In my personal opinion, it is necessary that we should not ignore the opportunity to think over each and every suggestion offered.
Does your writing look like this? Is your first draft filled with unnecessary words? Are you trying too hard to sound academic and scholarly? If yes, you may be forcing your reader to plow through convoluted sentences such as the above. Deleting unnecessary words and replacing wordy phrases with more powerful words make your writing clearer and more engaging.
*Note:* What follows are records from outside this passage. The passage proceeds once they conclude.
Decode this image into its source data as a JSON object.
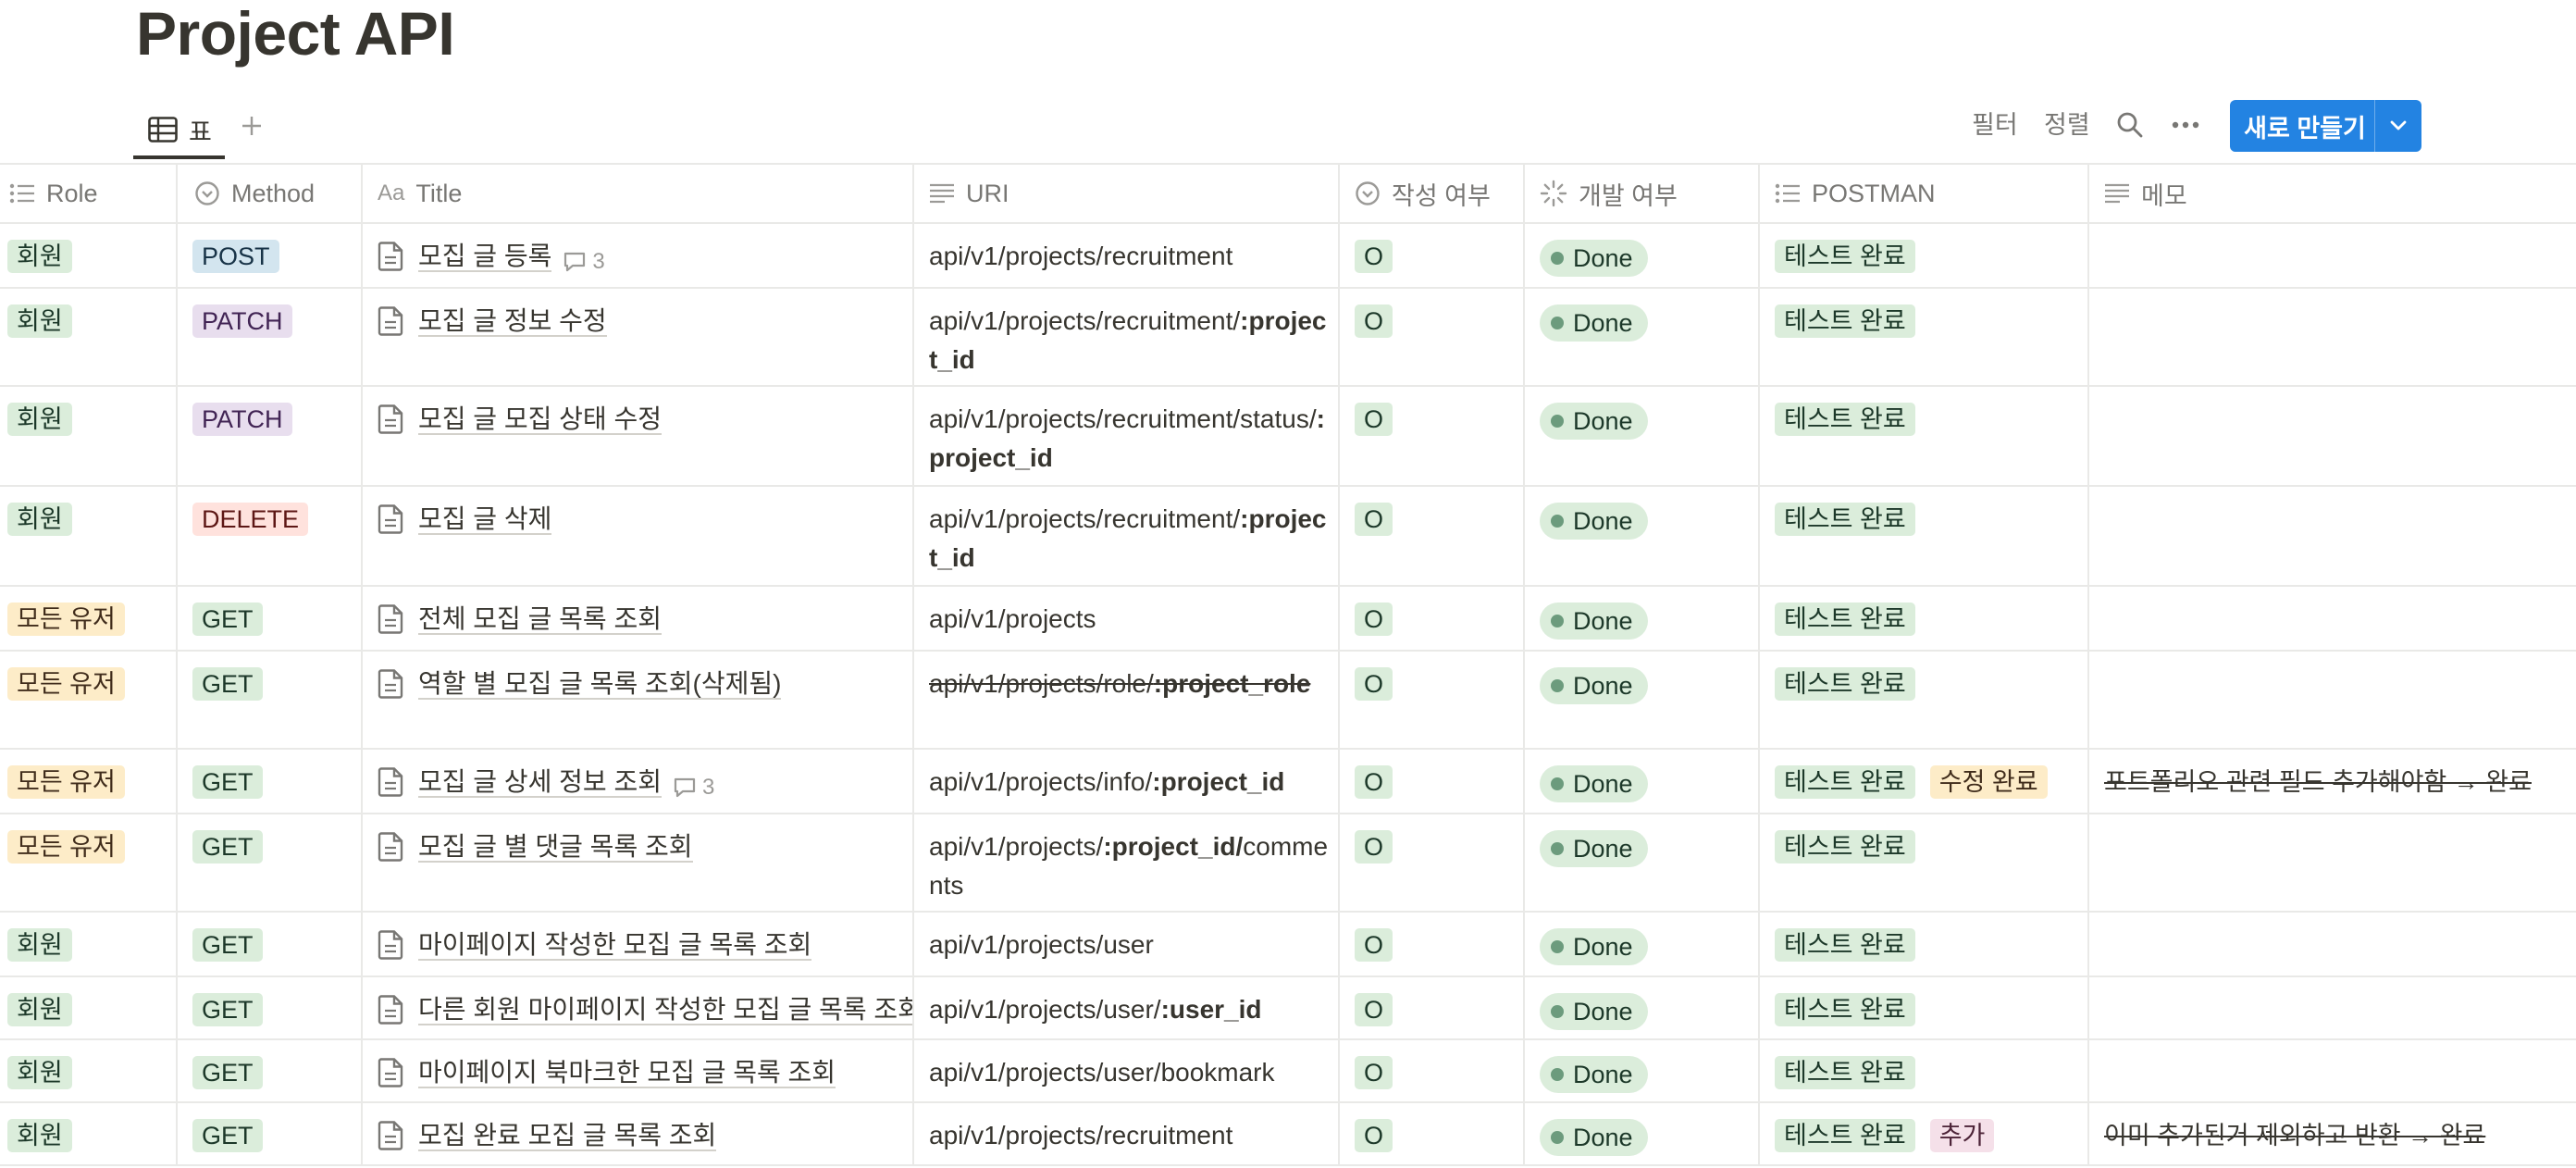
{
  "page": {
    "title": "Project API"
  },
  "view": {
    "tab_label": "표"
  },
  "toolbar": {
    "filter": "필터",
    "sort": "정렬",
    "new_button": "새로 만들기"
  },
  "columns": [
    "Role",
    "Method",
    "Title",
    "URI",
    "작성 여부",
    "개발 여부",
    "POSTMAN",
    "메모"
  ],
  "rows": [
    {
      "role": "회원",
      "method": "POST",
      "title": "모집 글 등록",
      "comments": "3",
      "uri_plain": "api/v1/projects/recruitment",
      "uri_bold": "",
      "uri_tail": "",
      "written": "O",
      "dev": "Done",
      "postman": [
        "테스트 완료"
      ],
      "memo": ""
    },
    {
      "role": "회원",
      "method": "PATCH",
      "title": "모집 글 정보 수정",
      "comments": "",
      "uri_plain": "api/v1/projects/recruitment/",
      "uri_bold": ":project_id",
      "uri_tail": "",
      "written": "O",
      "dev": "Done",
      "postman": [
        "테스트 완료"
      ],
      "memo": ""
    },
    {
      "role": "회원",
      "method": "PATCH",
      "title": "모집 글 모집 상태 수정",
      "comments": "",
      "uri_plain": "api/v1/projects/recruitment/status/",
      "uri_bold": ":project_id",
      "uri_tail": "",
      "written": "O",
      "dev": "Done",
      "postman": [
        "테스트 완료"
      ],
      "memo": ""
    },
    {
      "role": "회원",
      "method": "DELETE",
      "title": "모집 글 삭제",
      "comments": "",
      "uri_plain": "api/v1/projects/recruitment/",
      "uri_bold": ":project_id",
      "uri_tail": "",
      "written": "O",
      "dev": "Done",
      "postman": [
        "테스트 완료"
      ],
      "memo": ""
    },
    {
      "role": "모든 유저",
      "method": "GET",
      "title": "전체 모집 글 목록 조회",
      "comments": "",
      "uri_plain": "api/v1/projects",
      "uri_bold": "",
      "uri_tail": "",
      "written": "O",
      "dev": "Done",
      "postman": [
        "테스트 완료"
      ],
      "memo": ""
    },
    {
      "role": "모든 유저",
      "method": "GET",
      "title": "역할 별 모집 글 목록 조회(삭제됨)",
      "comments": "",
      "uri_plain": "api/v1/projects/role/",
      "uri_bold": ":project_role",
      "uri_tail": "",
      "written": "O",
      "dev": "Done",
      "postman": [
        "테스트 완료"
      ],
      "memo": ""
    },
    {
      "role": "모든 유저",
      "method": "GET",
      "title": "모집 글 상세 정보 조회",
      "comments": "3",
      "uri_plain": "api/v1/projects/info/",
      "uri_bold": ":project_id",
      "uri_tail": "",
      "written": "O",
      "dev": "Done",
      "postman": [
        "테스트 완료",
        "수정 완료"
      ],
      "memo": "포트폴리오 관련 필드 추가해야함 → 완료"
    },
    {
      "role": "모든 유저",
      "method": "GET",
      "title": "모집 글 별 댓글 목록 조회",
      "comments": "",
      "uri_plain": "api/v1/projects/",
      "uri_bold": ":project_id/",
      "uri_tail": "comments",
      "written": "O",
      "dev": "Done",
      "postman": [
        "테스트 완료"
      ],
      "memo": ""
    },
    {
      "role": "회원",
      "method": "GET",
      "title": "마이페이지 작성한 모집 글 목록 조회",
      "comments": "",
      "uri_plain": "api/v1/projects/user",
      "uri_bold": "",
      "uri_tail": "",
      "written": "O",
      "dev": "Done",
      "postman": [
        "테스트 완료"
      ],
      "memo": ""
    },
    {
      "role": "회원",
      "method": "GET",
      "title": "다른 회원 마이페이지 작성한 모집 글 목록 조회",
      "comments": "",
      "uri_plain": "api/v1/projects/user/",
      "uri_bold": ":user_id",
      "uri_tail": "",
      "written": "O",
      "dev": "Done",
      "postman": [
        "테스트 완료"
      ],
      "memo": ""
    },
    {
      "role": "회원",
      "method": "GET",
      "title": "마이페이지 북마크한 모집 글 목록 조회",
      "comments": "",
      "uri_plain": "api/v1/projects/user/bookmark",
      "uri_bold": "",
      "uri_tail": "",
      "written": "O",
      "dev": "Done",
      "postman": [
        "테스트 완료"
      ],
      "memo": ""
    },
    {
      "role": "회원",
      "method": "GET",
      "title": "모집 완료 모집 글 목록 조회",
      "comments": "",
      "uri_plain": "api/v1/projects/recruitment",
      "uri_bold": "",
      "uri_tail": "",
      "written": "O",
      "dev": "Done",
      "postman": [
        "테스트 완료",
        "추가"
      ],
      "memo": "이미 추가된거 제외하고 반환 → 완료"
    }
  ],
  "colors": {
    "primary_button": "#2383e2",
    "role_member": "#dbeddb",
    "role_all_users": "#fdecc8",
    "method_post": "#d3e5ef",
    "method_patch": "#e8deee",
    "method_delete": "#ffe2dd",
    "method_get": "#dbeddb",
    "status_done": "#dbeddb"
  },
  "icons": {
    "view_tab": "table-icon",
    "add_view": "plus-icon",
    "search": "search-icon",
    "more": "more-icon",
    "new_dropdown": "chevron-down-icon",
    "title_page": "document-icon",
    "comment": "comment-icon"
  }
}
Your reader should appreciate the revised sentence below:
We should consider each suggestion.
Delete meaningless /fluff words
kind of, great, really, basically, very, extremely, probably, various, generally, actually, quite, mostly, particular, etc.
The basic reason for the strike was essentially a disagreement between management and staff.
Delete redundant words
unexpected surprise, terrible disaster, free gift, completely finished, past memories, definite decision, close scrutiny, full and complete, any and all, hopes and desires, first and foremost, each and every, unnecessary and useless
The sad tragedy was painful to read.
Delete unnecessary sentence starters (They often start with It is, There is, There are, etc.)
It is important to note that . . .
There are some circumstances that . . .
It is necessary . . .
There is a need . . .
It is obvious that the jury was misled by the defense attorney.
It was the president who started the turmoil.
Replace wordy phrases with more concise choices
regardless of the fact that --> although
due to the fact that --> because
for the reason that --> because
under circumstances in which --> when
concerning the matter of --> about/regarding
at all times --> always
Wordy: Despite the fact that Lisa turned in all her assignments, she failed the class.
Concise: Even though Lisa turned in all her assignments, she failed the class.
Wordy: In the situation in which a class is full, you may be added to the waiting list.
Concise: If a class is full, you may be added to the waiting list.
Change negatives to affirmatives
not often --> rarely
not notice --> overlook
not uncommon --> common
not honest --> dishonest
did not remember --> forgot
not stop --> continue
Williams, Joseph M. Style: Ten Lessons in Clarity and Grace. 7th ed. New York: Longman, 2003. Print.